▶ **WORK REQUEST**
Say how many lines in the entries hold the word "korean", and reply with that number only.

▶ **MATERIAL TO PROCESS**
....
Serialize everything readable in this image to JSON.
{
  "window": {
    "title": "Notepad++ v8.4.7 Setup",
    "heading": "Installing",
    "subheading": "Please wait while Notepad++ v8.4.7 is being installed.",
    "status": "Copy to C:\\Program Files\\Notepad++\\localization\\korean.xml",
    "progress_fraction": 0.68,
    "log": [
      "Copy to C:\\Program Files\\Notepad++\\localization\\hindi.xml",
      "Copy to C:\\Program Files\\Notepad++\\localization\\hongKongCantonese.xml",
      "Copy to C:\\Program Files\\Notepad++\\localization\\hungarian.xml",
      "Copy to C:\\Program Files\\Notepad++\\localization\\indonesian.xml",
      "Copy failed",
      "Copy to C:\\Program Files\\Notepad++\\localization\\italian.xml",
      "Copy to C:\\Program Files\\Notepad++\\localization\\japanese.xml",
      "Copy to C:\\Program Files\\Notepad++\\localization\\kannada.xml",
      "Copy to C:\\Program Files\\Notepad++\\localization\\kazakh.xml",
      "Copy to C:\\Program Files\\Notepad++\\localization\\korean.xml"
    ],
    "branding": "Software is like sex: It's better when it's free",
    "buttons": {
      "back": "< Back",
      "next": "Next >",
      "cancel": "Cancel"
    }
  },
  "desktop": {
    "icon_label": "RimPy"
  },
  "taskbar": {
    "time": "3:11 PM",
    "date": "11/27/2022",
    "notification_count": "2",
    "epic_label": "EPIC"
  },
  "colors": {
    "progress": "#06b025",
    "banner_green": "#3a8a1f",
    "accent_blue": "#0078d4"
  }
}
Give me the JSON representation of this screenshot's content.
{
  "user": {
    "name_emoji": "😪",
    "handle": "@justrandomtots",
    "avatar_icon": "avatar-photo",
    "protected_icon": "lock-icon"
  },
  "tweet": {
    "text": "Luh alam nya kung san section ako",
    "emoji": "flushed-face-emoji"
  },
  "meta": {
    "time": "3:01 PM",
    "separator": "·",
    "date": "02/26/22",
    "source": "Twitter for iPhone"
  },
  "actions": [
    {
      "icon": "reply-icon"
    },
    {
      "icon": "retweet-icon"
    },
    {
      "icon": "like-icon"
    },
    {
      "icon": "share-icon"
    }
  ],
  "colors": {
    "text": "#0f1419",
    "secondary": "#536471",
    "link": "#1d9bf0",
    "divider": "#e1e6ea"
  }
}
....
▶ **ANSWER TO THIS EXERCISE**
2